17th November 2014
The City of Edinburgh Council has become the first local authority to join a ground-breaking initiative to protect Scotland’s natural life support systems, the Scottish Forum on Natural Capital.
The Scottish Forum brings together key players from the public, private and voluntary sectors to protect and enhance Scotland’s natural capital and was launched last year in Edinburgh at the World Forum on Natural Capital with the support of the First Minister.
Last year, City of Edinburgh Council commissioned the ‘Trees in the City’ survey to get a greater understanding of the important value woodlands have in Edinburgh. It found the carbon locked up by woodlands in Edinburgh every year was equivalent to the emissions from 135 million kilometres of commuting in a car. In addition, the figures suggest that by 2050, the value of carbon capture by trees across the city would equate to £35 million.
Natural capital stocks include forests, rivers, land, minerals, seas and other natural assets on which all human life depends.

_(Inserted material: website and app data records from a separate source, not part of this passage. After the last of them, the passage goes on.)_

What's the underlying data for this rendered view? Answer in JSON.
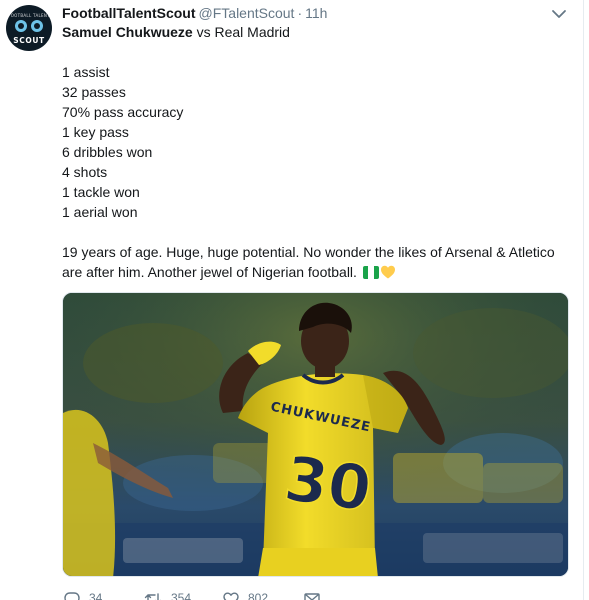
{
  "author": {
    "display_name": "FootballTalentScout",
    "handle": "@FTalentScout",
    "separator": "·",
    "time": "11h",
    "avatar": {
      "top_text": "FOOTBALL TALENT",
      "main_text": "SCOUT",
      "icon": "soccer-ball-icon"
    }
  },
  "tweet": {
    "subject_name": "Samuel Chukwueze",
    "subject_rest": " vs Real Madrid",
    "stats": [
      "1 assist",
      "32 passes",
      "70% pass accuracy",
      "1 key pass",
      "6 dribbles won",
      "4 shots",
      "1 tackle won",
      "1 aerial won"
    ],
    "paragraph_line1": "19 years of age. Huge, huge potential. No wonder the likes of Arsenal & Atletico",
    "paragraph_line2": "are after him. Another jewel of Nigerian football.",
    "emojis": [
      "nigeria-flag-icon",
      "yellow-heart-icon"
    ]
  },
  "media": {
    "jersey_name": "CHUKWUEZE",
    "jersey_number": "30",
    "colors": {
      "kit_yellow": "#f2dc2a",
      "kit_shadow": "#b8a310",
      "number_navy": "#1c2a4d",
      "background": "#1e3340"
    }
  },
  "actions": {
    "reply": {
      "icon": "reply-icon",
      "count": "34"
    },
    "retweet": {
      "icon": "retweet-icon",
      "count": "354"
    },
    "like": {
      "icon": "heart-outline-icon",
      "count": "802"
    },
    "dm": {
      "icon": "envelope-icon"
    }
  },
  "colors": {
    "text": "#14171a",
    "secondary": "#657786",
    "border": "#e1e8ed",
    "nigeria_green": "#1aa34a",
    "heart_yellow": "#ffcc4d"
  }
}
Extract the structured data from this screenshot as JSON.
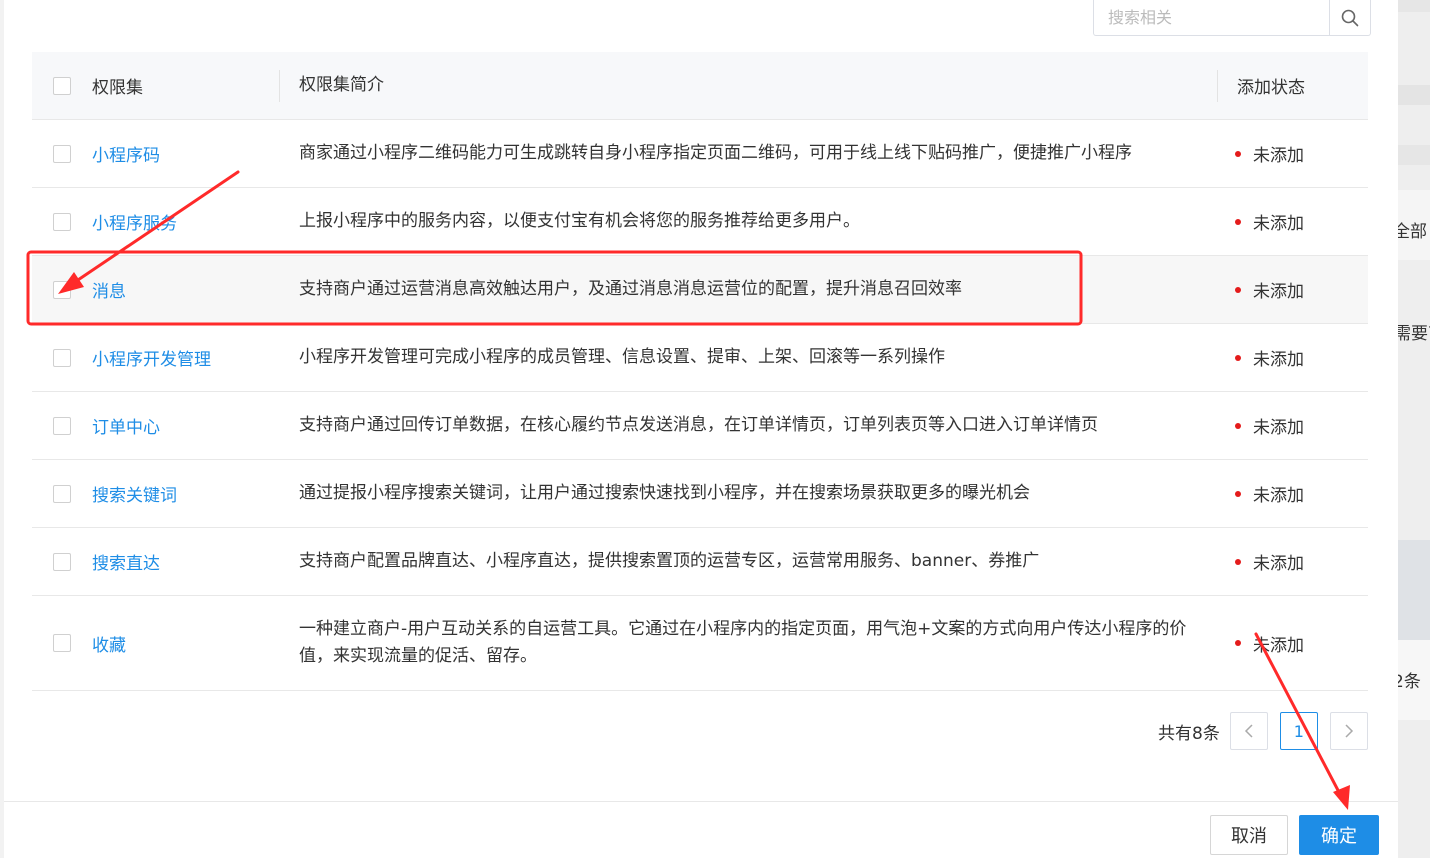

Collectively, they supply us with essential goods (such as food, medicine, fuel and building materials) and services (such as pollination, climate regulation and flood prevention).
The City of Edinburgh Council has been undertaking measures to enhance the natural capital of the area for a while.
Another exciting initiative already being undertaken in Edinburgh is the Urban Pollinator Project, a collaboration between the City of Edinburgh Council and the University of Edinburgh. By converting patches of grassland to wildflower meadows, the project aims to boost numbers of bees, butterflies and other pollinating insects within the city. It is hoped that this will demonstrate how pollinator populations can thrive in urban environments.
There can also be financial benefits of applying ‘natural capital thinking’ in the management of the city’s parks and green spaces. For example, the Council has identified that by reducing the amount of grass that needs cutting and cutting some patches less often, it can save £200,000 a year while also benefiting wildlife.
Co-Chair of the Scottish Forum on Natural Capital and Chief Executive of the Scottish Wildlife Trust, Jonny Hughes, said: “By joining the Scottish Forum on Natural Capital, the City of Edinburgh Council is sending a message to other councils across the country that incorporating the value of our natural environment into decision making is not only good for wildlife but also makes financial sense.
“The City of Edinburgh Council could become an exemplar for similar public institutions to follow. If these benefits could be realised on a national scale, this would be a very significant step forward in the battle to protect Scotland’s precious natural environment.”
Environment Convenor, Councillor Lesley Hinds, said: “As a council we recognise the value of Edinburgh’s natural environment to its residents and the wider world. Recent work by our Parks and Greenspace Service, for example, has demonstrated the value of our urban trees in limiting the worst effects of climate change as well as the value of our parks to the economy and in keeping people healthy.
“By joining the Scottish Forum on Natural Capital we aim to use our experience to influence national decisions impacting the environment, as well as nurturing our own natural assets, wildlife and biodiversity and conserving these valuable resources for generations to come.”
The Scottish Forum on Natural Capital brings together public, private and voluntary sector organisations to protect and rebuild Scotland’s natural capital. To date, there are over 50 member organisations including Alliance Trust, BT Scotland, the Cairngorms National Park Authority, SSE, SEPA, John Muir Trust, Buccleuch, The Crown Estate, James Hutton Institute, Woodland Trust Scotland, Balfour Beatty and the Scottish Government.